Two days later we put in a convincing performance against Sundowns, again in Suwon, with a Robbie Keane brace and a further goal from Frederic Kanoute securing us the three points. A 1-1 draw with Real Sociedad in Ulsan on July 21, 2005, was enough to see us top the table from Boca Juniors on goal difference and proceed to the final against Lyon.
Within the opening 10 minutes of that game in Seoul, we were 2-0 ahead with a Jeremy Berthod own goal and Robbie Keane’s strike.
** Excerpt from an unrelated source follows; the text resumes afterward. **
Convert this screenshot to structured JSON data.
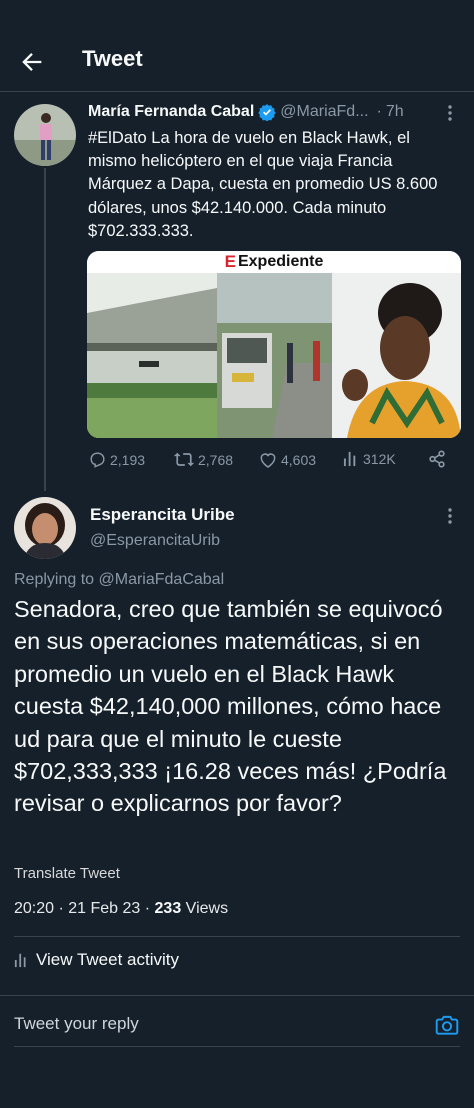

The Irishman made it three before half-time, while Hatem Ben Arfa’s second half consolation for the French side came from the penalty spot. Captain Ledley King lifted the impressive Peace Cup trophy after the final whistle, to rapturous applause from the crowd of 48,734.
Another trophy success in Asia came in 2009 in the shape of the Barclays Asia Trophy. China was a magnificent host country for the event, which saw us beat West Ham United 1-0 in Beijing thanks to a Defoe strike on July 29, 2009. Two days later, back at the Workers Stadium in Beijing, we beat Hull City 3-0 in the final, with two goals from Keane (pictured, above) and one from Aaron Lennon.
We travelled on to Hong Kong to face South China in the Panasonic Invitation Cup on August 2, 2009, going down to a 2-0 defeat. Against the same opponents in the Kong Kong Stadium on July 27, 2013, we overturned that loss with a 6-0 win. A Defoe hat-trick was added to with goals from Clint Dempsey and Andros Townsend, while South China’s Sean Tse put through his own net.